Buddy Dyer: His focus is job creation and if your focus is job creation he has to invest in the infrastructure that helps to provide that type of environment where you can create jobs. Whether it is growing companies that are already here, whether it is fostering entrepreneurship among our very creative citizens around Orlando and the State of Florida. The governor can’t shortchange things like education that you need for investment. You cannot simply say, “the sun shines here and we have low taxes.”  That thinking attracts people who want to retire, not people who want high-wage, high quality jobs.

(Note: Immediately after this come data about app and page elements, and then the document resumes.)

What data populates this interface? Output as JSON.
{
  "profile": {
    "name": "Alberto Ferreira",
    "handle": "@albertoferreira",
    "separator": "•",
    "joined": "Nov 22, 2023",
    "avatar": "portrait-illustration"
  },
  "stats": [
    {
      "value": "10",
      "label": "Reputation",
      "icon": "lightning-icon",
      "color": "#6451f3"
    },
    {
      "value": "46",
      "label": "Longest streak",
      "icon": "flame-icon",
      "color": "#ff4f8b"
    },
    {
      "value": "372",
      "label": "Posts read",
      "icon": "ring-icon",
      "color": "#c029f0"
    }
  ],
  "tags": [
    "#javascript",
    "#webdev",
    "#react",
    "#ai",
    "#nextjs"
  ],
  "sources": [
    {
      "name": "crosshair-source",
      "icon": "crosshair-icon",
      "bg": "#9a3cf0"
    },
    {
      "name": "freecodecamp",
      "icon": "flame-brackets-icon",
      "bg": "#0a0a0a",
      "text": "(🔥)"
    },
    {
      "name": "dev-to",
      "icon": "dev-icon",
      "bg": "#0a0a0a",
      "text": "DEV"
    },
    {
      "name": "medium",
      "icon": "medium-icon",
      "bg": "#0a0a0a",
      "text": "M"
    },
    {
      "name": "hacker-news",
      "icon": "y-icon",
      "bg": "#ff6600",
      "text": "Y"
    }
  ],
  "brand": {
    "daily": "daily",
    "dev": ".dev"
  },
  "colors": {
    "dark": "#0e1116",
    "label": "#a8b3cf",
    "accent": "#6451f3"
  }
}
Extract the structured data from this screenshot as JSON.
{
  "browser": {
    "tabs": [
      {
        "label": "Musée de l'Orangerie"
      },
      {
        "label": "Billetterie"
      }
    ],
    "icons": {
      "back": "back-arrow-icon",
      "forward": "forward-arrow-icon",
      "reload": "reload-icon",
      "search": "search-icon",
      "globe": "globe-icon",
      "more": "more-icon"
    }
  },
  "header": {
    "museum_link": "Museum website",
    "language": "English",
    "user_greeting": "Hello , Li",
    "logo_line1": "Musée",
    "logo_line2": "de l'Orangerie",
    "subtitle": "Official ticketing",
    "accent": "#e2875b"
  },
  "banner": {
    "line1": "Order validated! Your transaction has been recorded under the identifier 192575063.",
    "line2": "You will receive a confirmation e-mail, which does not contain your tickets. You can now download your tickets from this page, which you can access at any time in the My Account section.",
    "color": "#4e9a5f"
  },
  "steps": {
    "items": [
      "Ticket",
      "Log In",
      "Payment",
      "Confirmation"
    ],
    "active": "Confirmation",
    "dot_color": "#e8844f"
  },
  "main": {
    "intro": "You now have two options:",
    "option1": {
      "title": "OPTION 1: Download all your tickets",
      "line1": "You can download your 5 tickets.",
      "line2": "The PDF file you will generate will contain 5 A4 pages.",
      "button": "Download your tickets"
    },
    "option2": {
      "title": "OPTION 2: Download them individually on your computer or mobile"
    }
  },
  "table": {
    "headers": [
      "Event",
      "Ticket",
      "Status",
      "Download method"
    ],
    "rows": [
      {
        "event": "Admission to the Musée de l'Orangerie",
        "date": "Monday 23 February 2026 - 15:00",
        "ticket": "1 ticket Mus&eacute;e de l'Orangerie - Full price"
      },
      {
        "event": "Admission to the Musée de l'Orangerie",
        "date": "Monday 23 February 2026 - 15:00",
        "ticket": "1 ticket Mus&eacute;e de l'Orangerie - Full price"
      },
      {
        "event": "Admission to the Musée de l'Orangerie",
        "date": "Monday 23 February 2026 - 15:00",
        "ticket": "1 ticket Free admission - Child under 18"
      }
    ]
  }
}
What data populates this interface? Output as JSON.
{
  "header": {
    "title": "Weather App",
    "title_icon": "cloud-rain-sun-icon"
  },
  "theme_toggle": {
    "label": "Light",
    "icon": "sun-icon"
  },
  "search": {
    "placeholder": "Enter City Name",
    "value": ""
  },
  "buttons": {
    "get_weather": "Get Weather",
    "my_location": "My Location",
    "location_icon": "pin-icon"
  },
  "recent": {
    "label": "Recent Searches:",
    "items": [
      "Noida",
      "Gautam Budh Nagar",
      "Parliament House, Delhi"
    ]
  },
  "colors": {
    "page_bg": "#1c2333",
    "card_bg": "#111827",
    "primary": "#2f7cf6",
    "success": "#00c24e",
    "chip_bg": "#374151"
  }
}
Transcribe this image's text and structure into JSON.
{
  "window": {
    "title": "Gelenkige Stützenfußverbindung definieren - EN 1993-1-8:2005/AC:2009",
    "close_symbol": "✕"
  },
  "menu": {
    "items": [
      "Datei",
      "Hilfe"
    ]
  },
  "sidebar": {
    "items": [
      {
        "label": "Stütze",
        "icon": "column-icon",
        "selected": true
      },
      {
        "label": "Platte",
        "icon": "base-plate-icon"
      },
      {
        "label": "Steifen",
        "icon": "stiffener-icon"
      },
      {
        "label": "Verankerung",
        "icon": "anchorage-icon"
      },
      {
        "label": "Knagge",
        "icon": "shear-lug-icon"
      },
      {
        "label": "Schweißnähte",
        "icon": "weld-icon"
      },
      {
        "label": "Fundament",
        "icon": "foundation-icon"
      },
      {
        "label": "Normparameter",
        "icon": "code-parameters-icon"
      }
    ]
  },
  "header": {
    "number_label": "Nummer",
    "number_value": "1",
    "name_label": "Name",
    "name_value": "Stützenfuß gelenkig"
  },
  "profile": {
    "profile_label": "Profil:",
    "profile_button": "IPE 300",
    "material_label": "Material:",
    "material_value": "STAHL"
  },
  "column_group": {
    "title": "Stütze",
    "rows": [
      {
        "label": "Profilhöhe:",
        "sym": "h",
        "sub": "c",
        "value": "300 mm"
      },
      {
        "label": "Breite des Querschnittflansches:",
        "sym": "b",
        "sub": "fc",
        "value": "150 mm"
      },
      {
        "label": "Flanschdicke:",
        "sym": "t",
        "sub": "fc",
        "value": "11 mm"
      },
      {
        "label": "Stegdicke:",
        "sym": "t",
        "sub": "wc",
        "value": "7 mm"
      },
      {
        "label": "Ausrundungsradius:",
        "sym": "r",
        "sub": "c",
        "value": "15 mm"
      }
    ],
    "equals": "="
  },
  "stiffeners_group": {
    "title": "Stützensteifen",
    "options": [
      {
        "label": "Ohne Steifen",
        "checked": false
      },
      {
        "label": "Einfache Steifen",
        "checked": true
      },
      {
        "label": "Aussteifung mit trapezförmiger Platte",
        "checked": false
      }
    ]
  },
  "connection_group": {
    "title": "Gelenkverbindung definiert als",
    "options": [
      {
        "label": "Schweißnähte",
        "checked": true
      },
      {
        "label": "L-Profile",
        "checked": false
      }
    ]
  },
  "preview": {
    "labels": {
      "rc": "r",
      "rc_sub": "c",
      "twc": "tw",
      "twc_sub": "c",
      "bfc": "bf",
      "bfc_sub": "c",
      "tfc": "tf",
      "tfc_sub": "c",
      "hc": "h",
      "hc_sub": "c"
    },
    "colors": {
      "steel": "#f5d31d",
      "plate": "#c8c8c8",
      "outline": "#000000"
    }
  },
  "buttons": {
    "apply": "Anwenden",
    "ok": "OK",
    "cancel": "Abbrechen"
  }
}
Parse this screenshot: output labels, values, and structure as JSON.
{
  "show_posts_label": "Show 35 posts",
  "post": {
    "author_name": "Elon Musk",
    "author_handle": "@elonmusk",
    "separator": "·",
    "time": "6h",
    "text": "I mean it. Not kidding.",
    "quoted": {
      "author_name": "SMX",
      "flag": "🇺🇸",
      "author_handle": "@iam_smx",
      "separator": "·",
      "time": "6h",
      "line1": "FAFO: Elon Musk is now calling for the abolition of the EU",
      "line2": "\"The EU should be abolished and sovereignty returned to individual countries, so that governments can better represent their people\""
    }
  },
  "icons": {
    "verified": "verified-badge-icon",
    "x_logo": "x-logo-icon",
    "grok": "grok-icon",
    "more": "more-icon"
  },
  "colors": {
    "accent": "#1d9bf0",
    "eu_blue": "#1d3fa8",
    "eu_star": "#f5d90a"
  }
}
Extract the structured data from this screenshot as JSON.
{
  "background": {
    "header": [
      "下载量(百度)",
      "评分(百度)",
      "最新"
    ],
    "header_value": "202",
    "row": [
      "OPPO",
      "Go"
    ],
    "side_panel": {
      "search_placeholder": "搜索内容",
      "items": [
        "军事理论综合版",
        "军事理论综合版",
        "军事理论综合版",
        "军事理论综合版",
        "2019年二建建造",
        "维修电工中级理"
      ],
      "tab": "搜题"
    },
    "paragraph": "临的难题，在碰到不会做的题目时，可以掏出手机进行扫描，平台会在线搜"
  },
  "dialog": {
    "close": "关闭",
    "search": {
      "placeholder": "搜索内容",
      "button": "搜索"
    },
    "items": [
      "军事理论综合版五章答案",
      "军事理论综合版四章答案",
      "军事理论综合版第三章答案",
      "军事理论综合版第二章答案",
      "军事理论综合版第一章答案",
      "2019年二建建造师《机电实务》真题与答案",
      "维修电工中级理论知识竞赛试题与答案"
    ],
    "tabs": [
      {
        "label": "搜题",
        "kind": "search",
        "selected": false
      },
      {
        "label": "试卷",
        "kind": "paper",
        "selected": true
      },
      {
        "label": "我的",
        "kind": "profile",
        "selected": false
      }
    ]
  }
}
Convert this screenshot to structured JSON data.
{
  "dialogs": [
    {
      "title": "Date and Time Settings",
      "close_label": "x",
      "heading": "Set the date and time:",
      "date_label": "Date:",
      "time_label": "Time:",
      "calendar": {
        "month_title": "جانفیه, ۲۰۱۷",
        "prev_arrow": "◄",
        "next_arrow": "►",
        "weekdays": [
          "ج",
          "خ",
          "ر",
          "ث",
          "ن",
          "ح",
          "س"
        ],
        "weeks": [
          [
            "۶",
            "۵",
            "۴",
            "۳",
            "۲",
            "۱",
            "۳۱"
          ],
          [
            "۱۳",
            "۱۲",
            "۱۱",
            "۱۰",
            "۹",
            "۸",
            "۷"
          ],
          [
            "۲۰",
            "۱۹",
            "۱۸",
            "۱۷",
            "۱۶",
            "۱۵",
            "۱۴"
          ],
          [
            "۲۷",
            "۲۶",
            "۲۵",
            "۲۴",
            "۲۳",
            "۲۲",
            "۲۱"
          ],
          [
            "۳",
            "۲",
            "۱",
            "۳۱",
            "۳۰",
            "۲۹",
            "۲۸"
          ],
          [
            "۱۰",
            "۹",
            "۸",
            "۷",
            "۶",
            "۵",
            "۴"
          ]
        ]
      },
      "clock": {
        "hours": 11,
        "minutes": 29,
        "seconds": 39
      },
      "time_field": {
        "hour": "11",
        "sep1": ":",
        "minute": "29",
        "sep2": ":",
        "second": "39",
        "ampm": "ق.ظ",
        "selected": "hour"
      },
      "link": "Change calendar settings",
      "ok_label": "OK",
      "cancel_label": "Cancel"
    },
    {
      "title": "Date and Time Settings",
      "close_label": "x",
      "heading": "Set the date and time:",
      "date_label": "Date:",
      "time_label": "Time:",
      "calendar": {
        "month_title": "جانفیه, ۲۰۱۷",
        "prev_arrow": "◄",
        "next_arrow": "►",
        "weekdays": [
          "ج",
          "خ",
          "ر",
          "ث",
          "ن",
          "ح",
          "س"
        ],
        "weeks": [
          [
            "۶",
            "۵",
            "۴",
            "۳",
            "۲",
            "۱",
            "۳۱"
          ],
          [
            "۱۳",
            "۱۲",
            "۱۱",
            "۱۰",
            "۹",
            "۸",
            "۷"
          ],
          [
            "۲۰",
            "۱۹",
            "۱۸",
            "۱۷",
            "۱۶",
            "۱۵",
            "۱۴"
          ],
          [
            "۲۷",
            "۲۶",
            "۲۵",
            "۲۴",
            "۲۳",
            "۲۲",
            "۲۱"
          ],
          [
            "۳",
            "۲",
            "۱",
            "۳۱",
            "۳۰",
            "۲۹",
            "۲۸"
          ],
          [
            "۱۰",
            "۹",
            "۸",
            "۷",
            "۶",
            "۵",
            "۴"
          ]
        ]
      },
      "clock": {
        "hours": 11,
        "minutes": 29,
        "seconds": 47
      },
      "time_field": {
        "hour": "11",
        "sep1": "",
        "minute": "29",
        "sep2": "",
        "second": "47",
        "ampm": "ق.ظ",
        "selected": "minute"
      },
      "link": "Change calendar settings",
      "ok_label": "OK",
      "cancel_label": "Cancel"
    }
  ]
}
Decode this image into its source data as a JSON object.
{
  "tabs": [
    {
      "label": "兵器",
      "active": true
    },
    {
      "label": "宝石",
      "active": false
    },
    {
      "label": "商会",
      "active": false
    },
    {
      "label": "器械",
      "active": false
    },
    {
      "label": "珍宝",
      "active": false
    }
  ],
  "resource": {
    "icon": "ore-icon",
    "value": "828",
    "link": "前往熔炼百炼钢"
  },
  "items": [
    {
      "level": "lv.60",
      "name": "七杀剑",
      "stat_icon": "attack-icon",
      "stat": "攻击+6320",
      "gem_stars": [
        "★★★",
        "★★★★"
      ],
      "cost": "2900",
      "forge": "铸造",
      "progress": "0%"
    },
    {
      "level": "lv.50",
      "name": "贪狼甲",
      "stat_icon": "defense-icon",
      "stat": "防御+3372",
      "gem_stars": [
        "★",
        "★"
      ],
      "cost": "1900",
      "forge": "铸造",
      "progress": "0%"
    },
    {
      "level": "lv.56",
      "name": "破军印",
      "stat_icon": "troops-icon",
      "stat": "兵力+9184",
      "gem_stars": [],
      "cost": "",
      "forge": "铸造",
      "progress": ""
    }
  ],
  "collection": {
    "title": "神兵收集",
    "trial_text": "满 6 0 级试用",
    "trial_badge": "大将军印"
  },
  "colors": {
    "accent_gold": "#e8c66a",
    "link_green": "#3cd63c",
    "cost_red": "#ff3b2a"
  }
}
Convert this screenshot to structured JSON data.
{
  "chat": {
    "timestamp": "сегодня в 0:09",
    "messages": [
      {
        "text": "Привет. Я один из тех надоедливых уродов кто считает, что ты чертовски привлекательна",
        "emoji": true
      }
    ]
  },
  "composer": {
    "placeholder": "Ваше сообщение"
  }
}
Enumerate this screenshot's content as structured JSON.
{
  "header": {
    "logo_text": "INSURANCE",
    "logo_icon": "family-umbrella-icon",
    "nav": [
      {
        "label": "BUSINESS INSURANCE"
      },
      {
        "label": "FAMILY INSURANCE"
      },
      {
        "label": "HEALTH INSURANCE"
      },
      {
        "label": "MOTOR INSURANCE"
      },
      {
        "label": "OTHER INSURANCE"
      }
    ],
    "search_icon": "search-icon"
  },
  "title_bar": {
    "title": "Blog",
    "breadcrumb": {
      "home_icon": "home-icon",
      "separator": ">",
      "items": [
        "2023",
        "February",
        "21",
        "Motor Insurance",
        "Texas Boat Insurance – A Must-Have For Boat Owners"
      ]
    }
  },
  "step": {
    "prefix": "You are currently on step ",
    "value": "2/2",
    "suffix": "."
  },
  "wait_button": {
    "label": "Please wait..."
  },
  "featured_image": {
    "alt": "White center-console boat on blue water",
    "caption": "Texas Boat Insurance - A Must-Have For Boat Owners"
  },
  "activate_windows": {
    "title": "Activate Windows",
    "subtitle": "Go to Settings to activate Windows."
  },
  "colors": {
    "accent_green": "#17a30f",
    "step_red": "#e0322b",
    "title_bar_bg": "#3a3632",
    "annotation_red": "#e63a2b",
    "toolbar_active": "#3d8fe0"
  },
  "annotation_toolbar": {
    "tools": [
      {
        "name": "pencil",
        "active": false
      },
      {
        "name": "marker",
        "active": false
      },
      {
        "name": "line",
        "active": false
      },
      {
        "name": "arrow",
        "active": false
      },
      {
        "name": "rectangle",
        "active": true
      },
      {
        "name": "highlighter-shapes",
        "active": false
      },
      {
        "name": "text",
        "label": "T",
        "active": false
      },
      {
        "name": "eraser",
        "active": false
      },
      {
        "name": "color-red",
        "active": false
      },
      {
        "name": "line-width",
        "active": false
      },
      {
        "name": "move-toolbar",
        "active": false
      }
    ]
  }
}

WONO: You have been the Mayor of Orlando now for eight years, re-elected twice, and recently announced you will seek re-election in January 2012. What’s your vision and what will we see differently?

Buddy Dyer: Well, I really think that our community has achieved the success it has because of the partnerships and collaboration, working across jurisdictional boundaries, working across boundaries in terms of business versus government, versus non-profit, versus academics. So, I don’t think I will change the equation that we used to achieve success because, we are willing to share the credit, or share the blame if needs be. We are in this together and we need to work cooperatively as a region and understand that we are not competing; it’s not Seminole versus Orange versus Osceola, or even Orlando versus Tampa. We are competing as a region against Singapore, Madrid and Stockholm. So, I will continue along that track.

WONO: What’s the most difficult thing about doing this job?

Buddy Dyer: You know, I think I enjoy the challenges everyday, whether they are good or bad. Whether good or bad they are certainly important. It’s also important to balance your family life with your political life. And then maybe sometimes, the hardest thing is reading the newspaper.

WONO: How has the job as Mayor changed Buddy Dyer?

Buddy Dyer: Oh, nobody has ever asked me that one. I have to think about that– that’s a good one. It has challenged me in ways that nobody has, so I think it has caused me to elevate my game, to use a sports term. You certainly know that every day you are under a microscope. I don’t know that this has necessarily changed me, but you have to reflect on whatever you do. You should not make a decision based on what is good for you, but you need to make a decision on what is good for your community.

WONO:  Thank you, Mayor.

Buddy Dyer: Thank you, too.